Data to examine >>
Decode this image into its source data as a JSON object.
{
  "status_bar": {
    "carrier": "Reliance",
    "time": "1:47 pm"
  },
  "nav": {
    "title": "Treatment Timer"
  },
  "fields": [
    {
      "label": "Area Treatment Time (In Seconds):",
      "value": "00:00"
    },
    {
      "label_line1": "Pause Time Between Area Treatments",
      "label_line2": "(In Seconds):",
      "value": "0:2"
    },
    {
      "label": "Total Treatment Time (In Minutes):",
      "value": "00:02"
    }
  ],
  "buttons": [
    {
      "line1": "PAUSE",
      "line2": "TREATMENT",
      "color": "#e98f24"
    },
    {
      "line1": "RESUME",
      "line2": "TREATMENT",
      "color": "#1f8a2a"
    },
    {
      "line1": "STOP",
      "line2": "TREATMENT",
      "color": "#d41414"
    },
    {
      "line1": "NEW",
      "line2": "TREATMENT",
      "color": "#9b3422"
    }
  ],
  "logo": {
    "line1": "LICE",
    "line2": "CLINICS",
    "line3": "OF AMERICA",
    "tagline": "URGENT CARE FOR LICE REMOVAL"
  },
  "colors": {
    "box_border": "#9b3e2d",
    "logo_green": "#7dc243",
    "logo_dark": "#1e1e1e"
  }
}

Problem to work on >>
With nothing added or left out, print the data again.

Written answer >>
Decode this image into its source data as a JSON object.
{
  "status_bar": {
    "carrier": "Reliance",
    "time": "1:47 pm"
  },
  "nav": {
    "title": "Treatment Timer"
  },
  "fields": [
    {
      "label": "Area Treatment Time (In Seconds):",
      "value": "00:00"
    },
    {
      "label_line1": "Pause Time Between Area Treatments",
      "label_line2": "(In Seconds):",
      "value": "0:2"
    },
    {
      "label": "Total Treatment Time (In Minutes):",
      "value": "00:02"
    }
  ],
  "buttons": [
    {
      "line1": "PAUSE",
      "line2": "TREATMENT",
      "color": "#e98f24"
    },
    {
      "line1": "RESUME",
      "line2": "TREATMENT",
      "color": "#1f8a2a"
    },
    {
      "line1": "STOP",
      "line2": "TREATMENT",
      "color": "#d41414"
    },
    {
      "line1": "NEW",
      "line2": "TREATMENT",
      "color": "#9b3422"
    }
  ],
  "logo": {
    "line1": "LICE",
    "line2": "CLINICS",
    "line3": "OF AMERICA",
    "tagline": "URGENT CARE FOR LICE REMOVAL"
  },
  "colors": {
    "box_border": "#9b3e2d",
    "logo_green": "#7dc243",
    "logo_dark": "#1e1e1e"
  }
}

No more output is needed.